BEGIN Source material
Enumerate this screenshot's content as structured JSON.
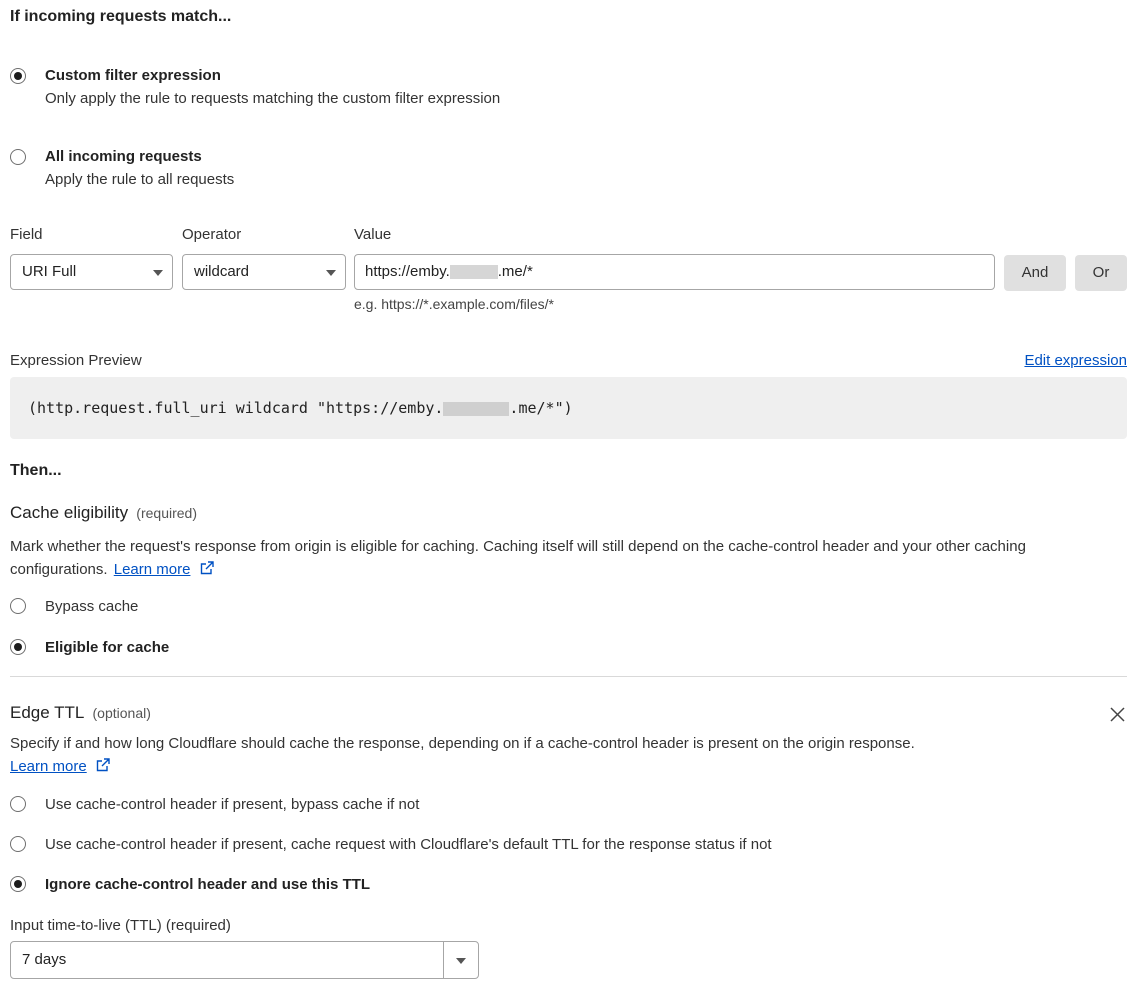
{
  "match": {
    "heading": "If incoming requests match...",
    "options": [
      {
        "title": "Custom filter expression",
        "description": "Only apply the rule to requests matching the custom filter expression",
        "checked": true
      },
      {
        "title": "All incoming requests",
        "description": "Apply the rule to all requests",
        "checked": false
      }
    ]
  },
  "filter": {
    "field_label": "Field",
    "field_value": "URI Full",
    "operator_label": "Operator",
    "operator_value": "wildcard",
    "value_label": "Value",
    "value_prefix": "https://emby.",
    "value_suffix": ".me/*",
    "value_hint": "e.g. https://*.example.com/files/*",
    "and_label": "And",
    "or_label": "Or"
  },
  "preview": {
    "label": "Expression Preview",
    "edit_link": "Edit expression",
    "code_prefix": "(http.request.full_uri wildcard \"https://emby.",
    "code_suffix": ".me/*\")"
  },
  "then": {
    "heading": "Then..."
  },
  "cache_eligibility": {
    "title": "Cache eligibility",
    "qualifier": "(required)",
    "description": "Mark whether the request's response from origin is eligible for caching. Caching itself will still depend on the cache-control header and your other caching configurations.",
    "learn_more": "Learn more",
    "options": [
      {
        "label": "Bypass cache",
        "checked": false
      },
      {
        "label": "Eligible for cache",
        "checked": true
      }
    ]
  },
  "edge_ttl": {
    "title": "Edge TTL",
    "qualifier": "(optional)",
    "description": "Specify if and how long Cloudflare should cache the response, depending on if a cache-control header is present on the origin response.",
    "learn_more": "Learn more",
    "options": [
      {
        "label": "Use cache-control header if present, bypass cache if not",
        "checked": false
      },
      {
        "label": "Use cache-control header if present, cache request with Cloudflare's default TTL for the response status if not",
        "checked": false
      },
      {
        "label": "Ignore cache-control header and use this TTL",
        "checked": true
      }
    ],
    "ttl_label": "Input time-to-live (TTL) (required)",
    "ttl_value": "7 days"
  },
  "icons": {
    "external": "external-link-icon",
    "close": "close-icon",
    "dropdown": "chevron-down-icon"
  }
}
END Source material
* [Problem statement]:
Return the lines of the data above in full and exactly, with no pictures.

* [Task solution]:
Enumerate this screenshot's content as structured JSON.
{
  "match": {
    "heading": "If incoming requests match...",
    "options": [
      {
        "title": "Custom filter expression",
        "description": "Only apply the rule to requests matching the custom filter expression",
        "checked": true
      },
      {
        "title": "All incoming requests",
        "description": "Apply the rule to all requests",
        "checked": false
      }
    ]
  },
  "filter": {
    "field_label": "Field",
    "field_value": "URI Full",
    "operator_label": "Operator",
    "operator_value": "wildcard",
    "value_label": "Value",
    "value_prefix": "https://emby.",
    "value_suffix": ".me/*",
    "value_hint": "e.g. https://*.example.com/files/*",
    "and_label": "And",
    "or_label": "Or"
  },
  "preview": {
    "label": "Expression Preview",
    "edit_link": "Edit expression",
    "code_prefix": "(http.request.full_uri wildcard \"https://emby.",
    "code_suffix": ".me/*\")"
  },
  "then": {
    "heading": "Then..."
  },
  "cache_eligibility": {
    "title": "Cache eligibility",
    "qualifier": "(required)",
    "description": "Mark whether the request's response from origin is eligible for caching. Caching itself will still depend on the cache-control header and your other caching configurations.",
    "learn_more": "Learn more",
    "options": [
      {
        "label": "Bypass cache",
        "checked": false
      },
      {
        "label": "Eligible for cache",
        "checked": true
      }
    ]
  },
  "edge_ttl": {
    "title": "Edge TTL",
    "qualifier": "(optional)",
    "description": "Specify if and how long Cloudflare should cache the response, depending on if a cache-control header is present on the origin response.",
    "learn_more": "Learn more",
    "options": [
      {
        "label": "Use cache-control header if present, bypass cache if not",
        "checked": false
      },
      {
        "label": "Use cache-control header if present, cache request with Cloudflare's default TTL for the response status if not",
        "checked": false
      },
      {
        "label": "Ignore cache-control header and use this TTL",
        "checked": true
      }
    ],
    "ttl_label": "Input time-to-live (TTL) (required)",
    "ttl_value": "7 days"
  },
  "icons": {
    "external": "external-link-icon",
    "close": "close-icon",
    "dropdown": "chevron-down-icon"
  }
}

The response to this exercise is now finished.